Using motion capture analysis software and retroreflective markers a biomechanical evaluation of the pitching motion was performed. Research participants pitched multiple pitch types in random order. Only fastball pitches were used for data analysis. The pitching motion was divided by 4 events: lead foot contact (FC) (0% pitch cycle), maximum external rotation of the glenohumeral joint (MER), ball release (BR), and maximum internal rotation of the glenohumeral joint (MIR) (100% pitch cycle).
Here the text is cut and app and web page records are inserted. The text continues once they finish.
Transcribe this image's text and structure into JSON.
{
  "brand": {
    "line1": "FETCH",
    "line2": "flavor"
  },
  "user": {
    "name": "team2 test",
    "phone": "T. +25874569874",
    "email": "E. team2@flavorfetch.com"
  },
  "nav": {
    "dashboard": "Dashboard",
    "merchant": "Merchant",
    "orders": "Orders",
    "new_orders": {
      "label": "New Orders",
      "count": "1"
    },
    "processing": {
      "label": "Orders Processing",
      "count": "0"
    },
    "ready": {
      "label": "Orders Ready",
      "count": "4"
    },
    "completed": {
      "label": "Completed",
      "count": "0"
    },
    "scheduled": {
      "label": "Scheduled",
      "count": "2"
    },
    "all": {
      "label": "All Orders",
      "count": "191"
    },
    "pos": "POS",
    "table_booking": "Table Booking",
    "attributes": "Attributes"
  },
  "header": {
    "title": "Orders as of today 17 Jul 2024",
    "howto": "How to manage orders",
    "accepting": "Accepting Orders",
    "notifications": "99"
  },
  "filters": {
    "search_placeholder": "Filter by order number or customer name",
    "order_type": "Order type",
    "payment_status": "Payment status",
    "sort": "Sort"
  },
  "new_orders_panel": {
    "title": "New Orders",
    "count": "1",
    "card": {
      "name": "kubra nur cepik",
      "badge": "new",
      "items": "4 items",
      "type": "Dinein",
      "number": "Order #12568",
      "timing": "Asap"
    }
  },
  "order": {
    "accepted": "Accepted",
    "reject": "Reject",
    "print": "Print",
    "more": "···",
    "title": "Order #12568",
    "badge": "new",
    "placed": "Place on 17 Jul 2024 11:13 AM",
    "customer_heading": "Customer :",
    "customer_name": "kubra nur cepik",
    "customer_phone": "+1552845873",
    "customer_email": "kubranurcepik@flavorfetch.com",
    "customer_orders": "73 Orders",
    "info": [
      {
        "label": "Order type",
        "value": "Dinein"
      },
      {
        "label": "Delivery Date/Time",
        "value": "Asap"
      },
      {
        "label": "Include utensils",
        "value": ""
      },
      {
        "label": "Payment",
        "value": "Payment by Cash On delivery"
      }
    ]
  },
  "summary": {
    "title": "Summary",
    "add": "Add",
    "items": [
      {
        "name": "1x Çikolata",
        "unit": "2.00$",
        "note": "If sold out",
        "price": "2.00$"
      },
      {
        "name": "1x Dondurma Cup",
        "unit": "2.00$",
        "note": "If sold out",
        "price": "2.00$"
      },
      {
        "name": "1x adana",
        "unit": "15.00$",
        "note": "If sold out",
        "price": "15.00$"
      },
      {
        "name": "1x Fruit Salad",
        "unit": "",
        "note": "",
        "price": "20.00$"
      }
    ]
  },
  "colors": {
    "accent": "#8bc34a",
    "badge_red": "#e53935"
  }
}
The specific variables of interest for this study were trunk rotation at FC, MER, and BR; total range of trunk rotation; and maximum rotational velocity of the trunk. The outcomes of interest were ball velocity and elbow varus moment. The associations between the variables of interest and the outcomes of interest were determined. To determine the association, a random intercept mixed-effects regression model was used.
- At FC, trunk rotation was -83° (externally rotated away from home plate).
- At MER, trunk rotation was 12° past square to home plate (internally rotated).
- At BR, trunk rotation was 23° past square to home plate (internally rotated).
- At MIR, trunk rotation was 29° past square to home plate (internally rotated).
- The average maximum rotational velocity of the trunk was 979 deg/s and occurred about 2/3 of the way between FC and MER.
- At BR, trunk rotation angle was associated with elbow varus moment (P = .019) and ball velocity (P = .016).
- The maximum trunk rotational velocity was positively associated with ball velocity (P < 0.001) and elbow varus moment (P < 001).
- No cause-and-effective relationship can be established based on study design.
- Extrapolating these results to youth or professional-level pitchers may not be appropriate.
Based on these results, for every 10° increase above the average trunk rotation angle at BR, ball velocity increases by 0.6 m/s and the internal elbow varus moment increases by 2.5 N•m . This suggests greater internal trunk rotation at ball release is associated with a 1.9% increase in ball velocity along with a 3.2% increase in elbow varus moment. These findings are consistent with previous research showing ball velocity as possibly the most important contributor to elbow stress during baseball pitching.
Faster trunk rotational velocities also contributes to faster ball velocities. This may also contribute to increased elbow stress. For every 100 deg/s increase in rotational velocity between FC and MER, a 0.70 m/s increase in ball velocity can be expected. This would also correspond with a 2.9 N•m increase in elbow varus moment. The authors theorize that greater trunk rotational velocity requires improved core function to maintain upright trunk positioning during FC to BR. Further research is needed to confirm this claim.
Even though no cause-and-effect relationship can be established from this study, the findings do support the importance of trunk function for performance enhancement and reducing injury risk. Rehabilitation and performance enhancement programs should include trunk strengthening and motor control exercises. Strengthening and motor control exercises should be prescribed to complement traditional rotational power exercises such as medicine ball throws. Training only trunk power and velocity may predispose the pitcher to injury.